I was going to meet Sully [the colleague with whom I am working on this course] at the Hertz counter at Nice -- what we hadn't allowed for was that there are two terminals at Nice and they each have a Hertz counter! Yes, my flight landed at terminal one and his landed at terminal two. Well, we eventually connected up at the hotel and set off for the village of La Gaude [which is the location of a branch of the Big Computer Company which employes us]... up a very winding road into the mountains behind Nice (oh, okay, into the very high foothills of the mountains)... arriving there around four o'clock local time (which was ten in the morning by my time -- and eight a.m. for Sully since he lives in Colorado)... and we struggled to get things installed on the computers in the classroom.

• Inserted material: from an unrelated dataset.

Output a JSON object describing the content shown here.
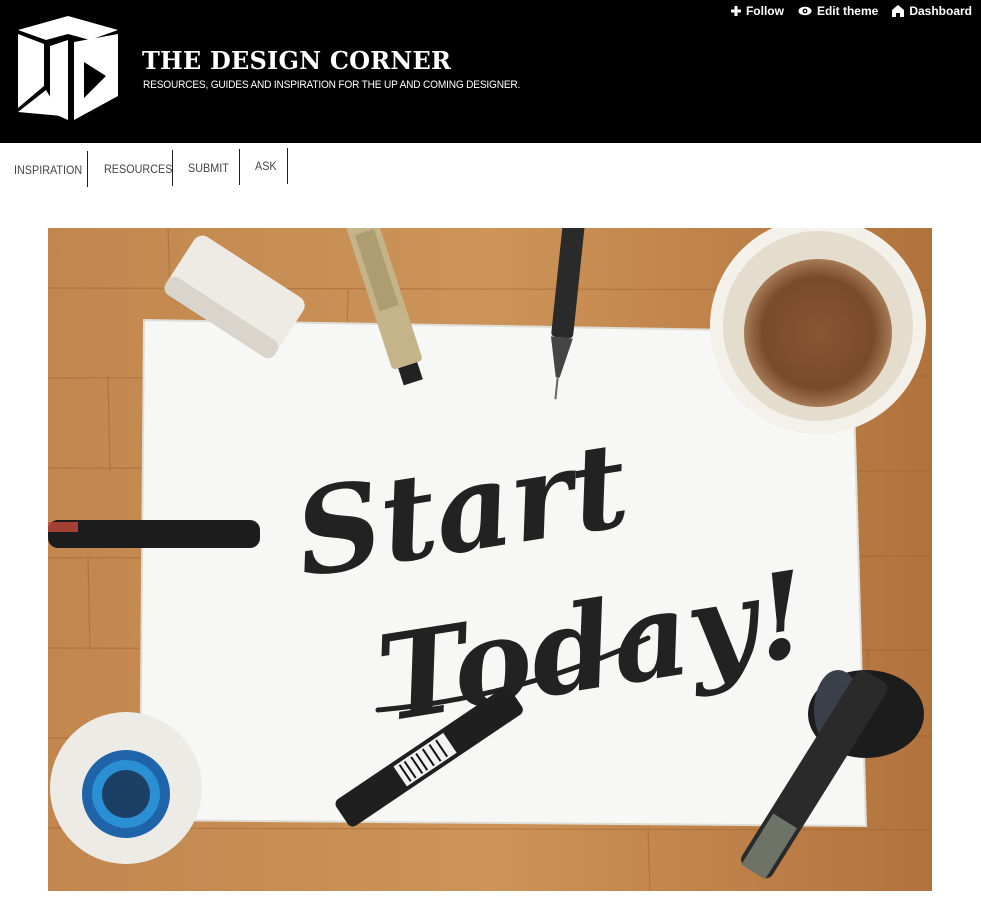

We had to call in someone local to assist us in getting things started -- we were having problems with our bootdisk and he supplied us with a pair of diskettes containing code we needed to start and also duplicated the CDs we had so that we could configure more than one machine at a time... and then he left and Sully and I worked and worked... not just working without sleep, but also without food since neither of us had anything to east since the breakfast that we were served in flight.... Finally, a little before ten o'clock we finished our work, both of us struggling to stay awake... then the drive down that winding mountain road... something to eat at the hotel -- ah, food at last! -- and then finally we got a few hours sleep before we had to get up and go to work.